• Feb 6, 1932
    (b.) -
    May 16, 1998
    (d.)

Bio/Description

The founder and president Southwest Technical Products Corporation, he was born in New Braunfels, Texas and raised in San Marcos, Texas where he earned a bachelor's degree in mathematics and physics in 1957 from Southwest Texas State. After college he married and moved to San Antonio to become a research engineer in the electrical engineering department of Southwest Research Institute. He soon started writing hobbyist articles. The first was in Electronics World (May 1960) and later he had a 2 part cover feature for Radio-Electronics (October, November 1962). The March 1963 issue of Popular Electronics featured his ultrasonic listening device on the cover. The projects would often require a printed circuit board or specialized components that were not available at the local electronics parts store. Readers could purchase them directly from him. He saw the business opportunity in providing circuit boards and parts for the Popular Electronics projects. In January 1964 he left Southwest Research Institute to start an electronics kit company. He continued to write articles and ran the mail order kit business from his home garage in San Antonio, Texas. By 1965 he was providing the kits for other authors such as Lou Garner. In 1967 he sold a kit for Don Lancaster's "IC-67 Metal Locator". In early 1967 he moved his growing business from his home to a new building on a 3-acre site in San Antonio. The Daniel E. Meyer Company (DEMCO) became Southwest Technical Products Corporation (SWTPC) that fall. In the first 10 years SWTPC the most popular products were audio kits followed by test equipment. There was also that very 1970s stuff like color organs that would synchronize colored lights with music and strobe lights. He developed a series of audio power amplifiers known as Tigers. These amps are still in use today. Don Lancaster developed a series of decimal readout counters and voltmeters that used the latest technology. In mid-1975, he asked one of his engineers, Gary Kay, to design a computer based on the Motorola 6800 design kit. The first deliveries were in November 1975. In June 1976 SWTPC introduced the AC-30 Cassette Interface for data storage and the PR-40 printer. You could now get a complete computer system for about $1500. Many of the early hobbyist computer companies were founded by engineers who did not know how to run a business. They would fold in a year or so. SWTPC had been successful in the kit business for over a decade so they could deliver working products. Floppy Disk systems, full feature terminals, and many peripherals were added in 1977. The bus structure was called the SS-50 and soon many other vendors were making add in cards and complete systems. In 1979 SWTPC introduced a new line based on the Motorola 6809 processor. These systems were produced until the mid-1980s. By then the IBM PC was dominating the personal computer world and SWTPC shifted to point of sale systems.
  • Date of Birth:

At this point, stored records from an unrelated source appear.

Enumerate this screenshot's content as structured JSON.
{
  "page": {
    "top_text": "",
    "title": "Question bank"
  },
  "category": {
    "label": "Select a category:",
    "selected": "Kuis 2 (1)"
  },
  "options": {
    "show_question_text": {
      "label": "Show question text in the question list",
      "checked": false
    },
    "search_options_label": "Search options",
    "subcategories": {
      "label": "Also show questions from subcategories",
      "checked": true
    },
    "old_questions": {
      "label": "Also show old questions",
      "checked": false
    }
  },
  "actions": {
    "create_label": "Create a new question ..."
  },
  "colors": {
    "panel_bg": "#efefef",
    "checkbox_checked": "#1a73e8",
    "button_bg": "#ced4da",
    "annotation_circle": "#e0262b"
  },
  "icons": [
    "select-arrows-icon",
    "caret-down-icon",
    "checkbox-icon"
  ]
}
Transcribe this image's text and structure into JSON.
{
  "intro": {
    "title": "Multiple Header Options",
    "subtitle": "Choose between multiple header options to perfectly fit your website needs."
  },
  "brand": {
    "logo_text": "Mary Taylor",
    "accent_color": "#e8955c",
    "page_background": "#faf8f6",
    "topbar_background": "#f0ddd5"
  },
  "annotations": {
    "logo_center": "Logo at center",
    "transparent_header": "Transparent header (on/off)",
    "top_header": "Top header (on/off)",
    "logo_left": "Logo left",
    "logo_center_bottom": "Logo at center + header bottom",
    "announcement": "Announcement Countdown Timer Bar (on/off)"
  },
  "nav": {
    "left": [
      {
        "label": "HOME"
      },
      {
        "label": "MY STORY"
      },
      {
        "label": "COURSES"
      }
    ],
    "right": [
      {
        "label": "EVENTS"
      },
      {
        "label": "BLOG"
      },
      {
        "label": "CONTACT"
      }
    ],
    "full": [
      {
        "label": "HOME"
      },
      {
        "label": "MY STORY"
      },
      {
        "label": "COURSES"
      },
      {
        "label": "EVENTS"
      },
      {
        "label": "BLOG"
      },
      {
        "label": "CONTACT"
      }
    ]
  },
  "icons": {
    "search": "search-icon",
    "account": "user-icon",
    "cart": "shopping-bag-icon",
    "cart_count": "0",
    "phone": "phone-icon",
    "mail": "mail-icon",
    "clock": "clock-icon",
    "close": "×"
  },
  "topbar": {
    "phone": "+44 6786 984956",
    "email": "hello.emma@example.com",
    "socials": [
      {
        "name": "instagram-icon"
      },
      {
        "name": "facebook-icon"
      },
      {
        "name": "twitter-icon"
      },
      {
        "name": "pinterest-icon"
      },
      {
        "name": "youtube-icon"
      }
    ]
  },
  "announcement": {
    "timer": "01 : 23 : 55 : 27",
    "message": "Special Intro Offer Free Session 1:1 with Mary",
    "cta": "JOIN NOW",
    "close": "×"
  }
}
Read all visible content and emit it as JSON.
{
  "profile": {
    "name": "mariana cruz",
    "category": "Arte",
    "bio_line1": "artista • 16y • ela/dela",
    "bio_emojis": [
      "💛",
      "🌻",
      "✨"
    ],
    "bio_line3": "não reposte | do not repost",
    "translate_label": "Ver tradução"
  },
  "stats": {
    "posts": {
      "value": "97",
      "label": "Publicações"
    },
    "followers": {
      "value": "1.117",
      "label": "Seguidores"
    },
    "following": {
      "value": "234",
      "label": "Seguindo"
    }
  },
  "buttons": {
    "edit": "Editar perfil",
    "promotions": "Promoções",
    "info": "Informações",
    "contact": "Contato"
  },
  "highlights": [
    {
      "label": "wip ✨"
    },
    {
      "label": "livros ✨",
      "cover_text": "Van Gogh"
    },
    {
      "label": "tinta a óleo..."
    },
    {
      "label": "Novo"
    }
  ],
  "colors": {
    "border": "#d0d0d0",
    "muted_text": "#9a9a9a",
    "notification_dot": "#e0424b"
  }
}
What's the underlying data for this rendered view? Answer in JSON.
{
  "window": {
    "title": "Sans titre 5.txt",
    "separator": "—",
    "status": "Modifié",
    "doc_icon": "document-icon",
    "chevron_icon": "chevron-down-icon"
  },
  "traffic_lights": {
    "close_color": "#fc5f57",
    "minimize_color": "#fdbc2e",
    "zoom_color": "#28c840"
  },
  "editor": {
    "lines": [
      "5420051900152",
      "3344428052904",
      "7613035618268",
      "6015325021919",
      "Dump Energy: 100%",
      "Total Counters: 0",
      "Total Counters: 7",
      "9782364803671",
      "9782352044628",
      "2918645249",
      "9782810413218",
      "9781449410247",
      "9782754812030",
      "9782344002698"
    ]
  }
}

    Feb 6, 1932
  • Date of Death:

    May 16, 1998
  • Gender:

    Male
  • Noted For:

    Founder of the company that introduced kits for the AC-30 Cassette Interface data storage and the PR-40 printer
  • Category of Achievement:

  • More Info: